Vice President Mike Pence waved to fans before an NFL football game between the Indianapolis Colts and the San Francisco 49ers. Michael Conroy/AP

WASHINGTON — President Trump reignited his feud with the NFL on Sunday by telling Vice President Mike Pence to walk out of a game in his home state of Indiana after nearly two dozen players from the visiting San Francisco 49ers knelt during the playing of the national anthem.

Pence lavishly documented his early departure in a series of tweets and an official statement issued by his office. On Twitter, he declared, “I left today’s Colts game because @POTUS and I will not dignify any event that disrespects our soldiers, our Flag, or our National Anthem.”

While the vice president portrayed his decision as a gesture of patriotic principle, it had the distinct appearance of a well-planned, if costly, political stunt. He doubled back from a trip to the West Coast to take a seat in the stands in Indianapolis, where the 49ers — the team most associated with the NFL protest movement against racial injustice — were suiting up to play the Colts.

Shortly after Pence issued his statement, Trump said on Twitter, “I asked @VP Pence to leave stadium if any players kneeled, disrespecting our country. I am proud of him and @SecondLady Karen.”


For Trump, the vice president’s walkout keeps alive a dispute that has proved popular with his political base, even if he has drawn criticism from the NFL and some of its owners for being divisive and politicizing professional sports. On Sunday, a spokesman for the NFL, Joe Lockhart, declined to comment.

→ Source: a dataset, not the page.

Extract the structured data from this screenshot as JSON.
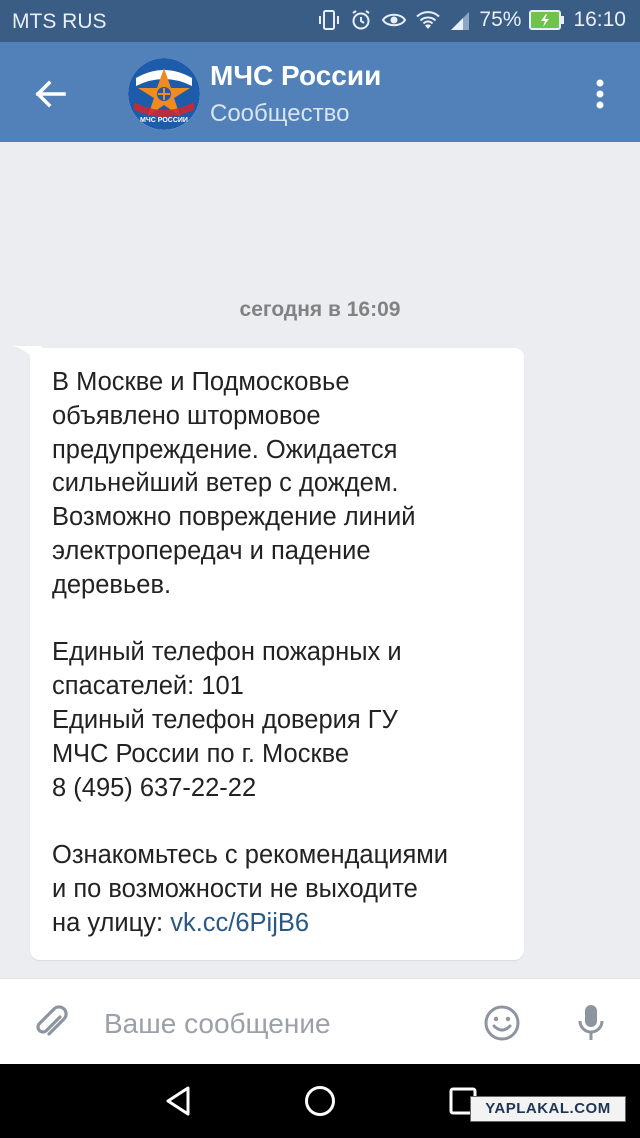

Some criticized Pence’s walkout as transparently premeditated. The vice president did not take a pool reporter traveling with him into the stadium; a member of Pence’s staff told the reporter that the vice president might be leaving the game early.

“Manipulation of faux patriotism took new turn today with VP Pence. Preplanned early exit from Colts game after 49ers kneeled, then tweets,” Norman Ornstein, a resident scholar at the conservative American Enterprise Institute, wrote on Twitter.


Others pointed out the expense involved: Pence flew to Indianapolis from Las Vegas, where he had attended a memorial service for victims of last Sunday’s mass shooting, and was immediately flying back to Los Angeles.